» **THE PROBLEM**: Every line below that holds the string "Limited" should be copied.
[EXTRACTED INFORMATION]
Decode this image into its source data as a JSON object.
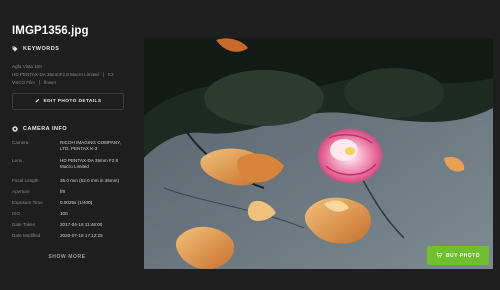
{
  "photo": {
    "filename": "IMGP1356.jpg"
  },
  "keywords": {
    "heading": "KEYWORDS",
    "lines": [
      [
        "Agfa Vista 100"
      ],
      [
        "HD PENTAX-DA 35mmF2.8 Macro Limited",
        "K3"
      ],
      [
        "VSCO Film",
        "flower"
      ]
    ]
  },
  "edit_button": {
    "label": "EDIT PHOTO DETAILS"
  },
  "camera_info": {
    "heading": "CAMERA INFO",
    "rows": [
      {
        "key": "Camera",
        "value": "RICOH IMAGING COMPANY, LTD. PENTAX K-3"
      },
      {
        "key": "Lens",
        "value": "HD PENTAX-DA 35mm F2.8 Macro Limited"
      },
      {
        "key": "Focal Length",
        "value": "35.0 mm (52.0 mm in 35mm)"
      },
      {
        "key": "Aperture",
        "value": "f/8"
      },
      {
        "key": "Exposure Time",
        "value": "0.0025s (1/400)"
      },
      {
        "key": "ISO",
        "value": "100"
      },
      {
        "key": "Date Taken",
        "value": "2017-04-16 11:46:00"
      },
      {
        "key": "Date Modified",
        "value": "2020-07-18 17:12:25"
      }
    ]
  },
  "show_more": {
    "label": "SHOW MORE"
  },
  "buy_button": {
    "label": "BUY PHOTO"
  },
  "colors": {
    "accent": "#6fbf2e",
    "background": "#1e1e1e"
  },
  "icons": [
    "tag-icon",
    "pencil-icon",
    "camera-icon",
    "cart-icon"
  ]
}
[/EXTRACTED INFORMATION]
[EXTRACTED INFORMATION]
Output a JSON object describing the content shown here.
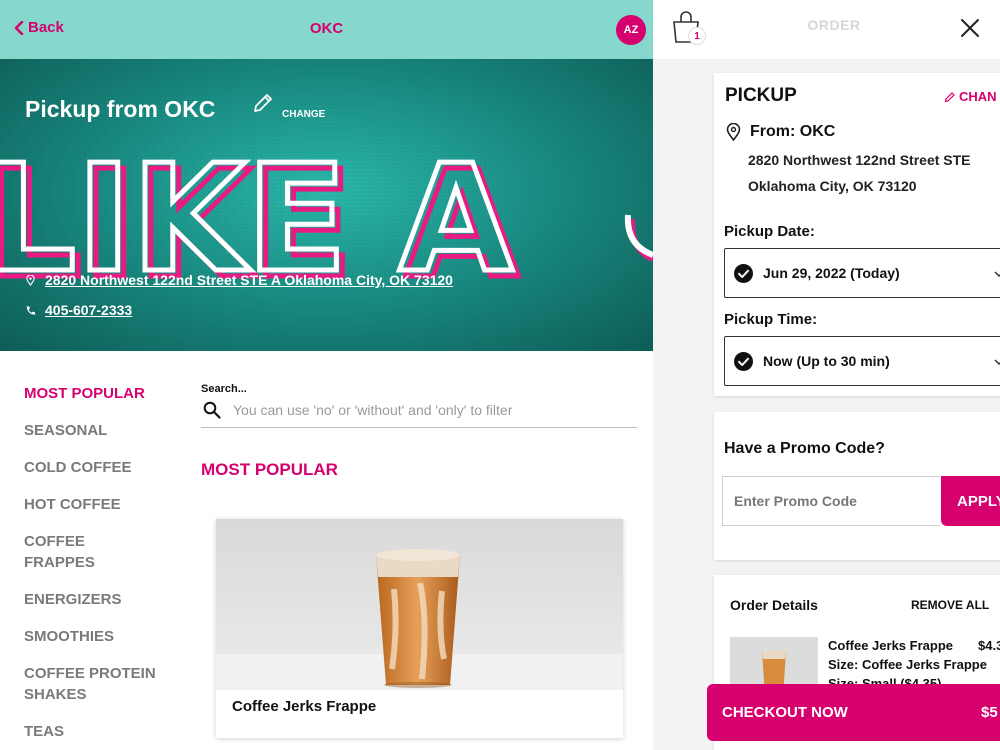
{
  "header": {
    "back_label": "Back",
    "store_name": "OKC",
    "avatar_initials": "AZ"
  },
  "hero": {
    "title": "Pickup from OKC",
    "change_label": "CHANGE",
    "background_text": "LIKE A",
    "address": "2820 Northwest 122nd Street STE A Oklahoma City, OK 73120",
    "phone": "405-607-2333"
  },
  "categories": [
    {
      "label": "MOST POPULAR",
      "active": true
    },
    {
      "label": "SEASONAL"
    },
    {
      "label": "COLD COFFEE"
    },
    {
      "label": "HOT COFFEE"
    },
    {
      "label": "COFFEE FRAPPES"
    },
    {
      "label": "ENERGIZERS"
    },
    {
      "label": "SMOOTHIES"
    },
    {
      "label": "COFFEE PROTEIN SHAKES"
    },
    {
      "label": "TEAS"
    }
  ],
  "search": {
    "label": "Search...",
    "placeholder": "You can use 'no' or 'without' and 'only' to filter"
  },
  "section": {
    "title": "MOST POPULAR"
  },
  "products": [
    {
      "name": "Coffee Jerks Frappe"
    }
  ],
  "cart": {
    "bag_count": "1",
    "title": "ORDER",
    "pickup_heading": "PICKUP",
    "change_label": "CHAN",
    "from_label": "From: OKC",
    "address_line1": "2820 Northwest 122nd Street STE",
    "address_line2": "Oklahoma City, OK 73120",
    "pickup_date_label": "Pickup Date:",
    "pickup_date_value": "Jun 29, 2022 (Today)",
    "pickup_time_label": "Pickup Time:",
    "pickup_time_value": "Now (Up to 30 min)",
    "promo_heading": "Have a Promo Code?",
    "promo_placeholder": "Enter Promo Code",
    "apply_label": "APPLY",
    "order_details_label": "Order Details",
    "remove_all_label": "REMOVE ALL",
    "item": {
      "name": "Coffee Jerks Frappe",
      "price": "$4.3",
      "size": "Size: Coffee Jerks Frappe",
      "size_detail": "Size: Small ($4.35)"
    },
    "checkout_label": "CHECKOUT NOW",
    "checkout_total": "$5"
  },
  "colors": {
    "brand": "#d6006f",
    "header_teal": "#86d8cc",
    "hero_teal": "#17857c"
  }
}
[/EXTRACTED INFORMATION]
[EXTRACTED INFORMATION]
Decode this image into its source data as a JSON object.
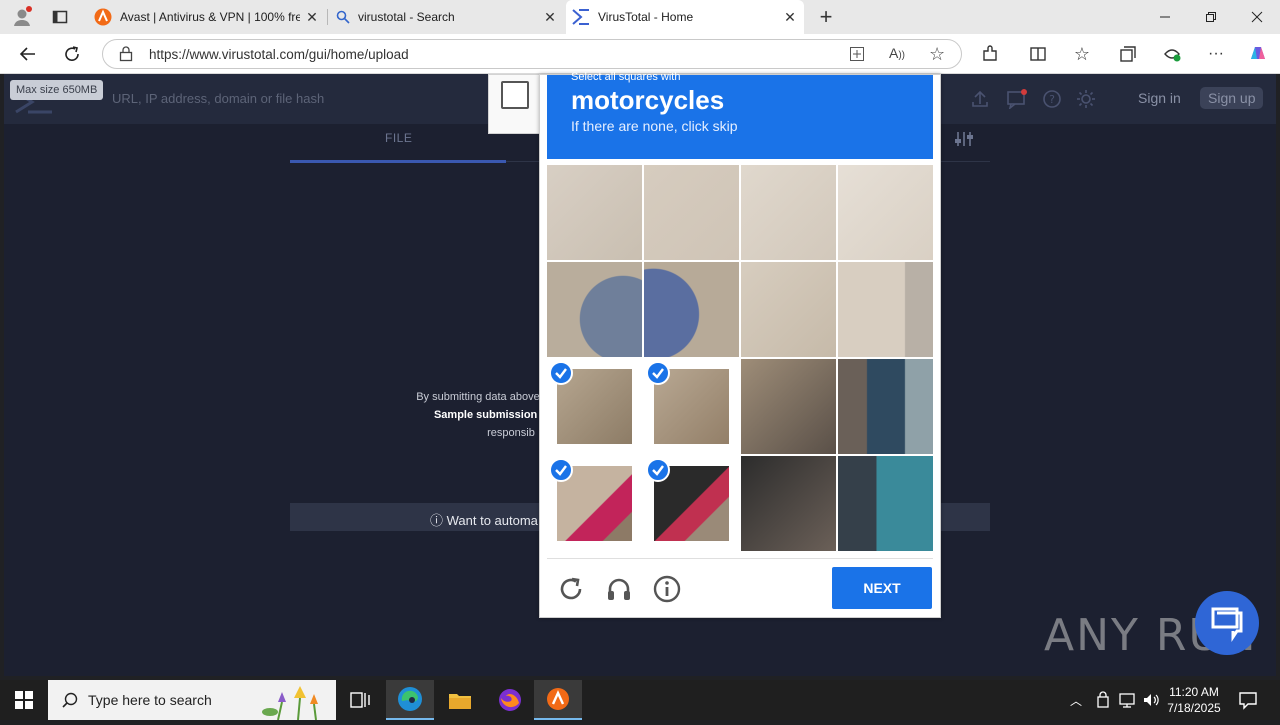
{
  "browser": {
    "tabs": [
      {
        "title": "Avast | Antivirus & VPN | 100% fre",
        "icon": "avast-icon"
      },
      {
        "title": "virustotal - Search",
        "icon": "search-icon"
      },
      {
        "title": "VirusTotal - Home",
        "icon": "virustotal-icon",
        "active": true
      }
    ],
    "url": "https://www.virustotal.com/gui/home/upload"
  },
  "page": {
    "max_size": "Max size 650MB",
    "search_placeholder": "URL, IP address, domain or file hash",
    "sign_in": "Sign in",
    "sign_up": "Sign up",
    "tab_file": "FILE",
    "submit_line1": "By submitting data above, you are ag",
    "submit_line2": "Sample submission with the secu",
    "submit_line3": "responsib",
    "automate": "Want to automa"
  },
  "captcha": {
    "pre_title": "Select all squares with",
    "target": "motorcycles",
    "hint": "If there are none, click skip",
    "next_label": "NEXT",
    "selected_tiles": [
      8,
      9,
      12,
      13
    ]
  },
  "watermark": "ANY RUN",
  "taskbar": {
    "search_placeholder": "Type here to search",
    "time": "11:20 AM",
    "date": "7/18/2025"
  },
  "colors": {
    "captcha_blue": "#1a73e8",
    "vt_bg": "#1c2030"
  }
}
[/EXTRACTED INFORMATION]
» **SOLUTION**:
        "HD PENTAX-DA 35mmF2.8 Macro Limited",
        "value": "HD PENTAX-DA 35mm F2.8 Macro Limited"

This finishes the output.